Transit workers are on the front lines of the Covid-19 pandemic. We need them to keep service running, to provide the essential connections that keep us all alive and fighting. That job is dangerous, as they are trapped in a bus with passengers, breathing the same air and potentially becoming exposed. We don’t yet know, and may never know, the full count of transit workers lost to the pandemic, but we already know the numbers are too high. In the words of labor activist Mother Jones, we will “pray for the dead, and fight like hell for the living.”

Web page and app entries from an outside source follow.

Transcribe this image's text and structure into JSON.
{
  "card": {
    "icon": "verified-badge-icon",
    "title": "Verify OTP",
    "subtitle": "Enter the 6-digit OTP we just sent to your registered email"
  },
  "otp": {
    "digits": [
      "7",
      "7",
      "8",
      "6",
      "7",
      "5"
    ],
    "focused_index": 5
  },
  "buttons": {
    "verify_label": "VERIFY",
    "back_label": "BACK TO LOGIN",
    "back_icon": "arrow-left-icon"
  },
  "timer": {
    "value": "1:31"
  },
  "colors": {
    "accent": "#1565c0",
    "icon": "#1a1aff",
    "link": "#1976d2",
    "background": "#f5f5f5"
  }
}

We met May 1st to discuss ways to support our transit union locals, including showing up during their contract fights and giving them the mic and platform to elevate their concerns. You can find a summary of that conversation on the resources page. We know standing shoulder to shoulder with the bus and subway drivers helps riders, and is our best defense against the austerity narratives that try to pit riders against drivers in a zero-sum game.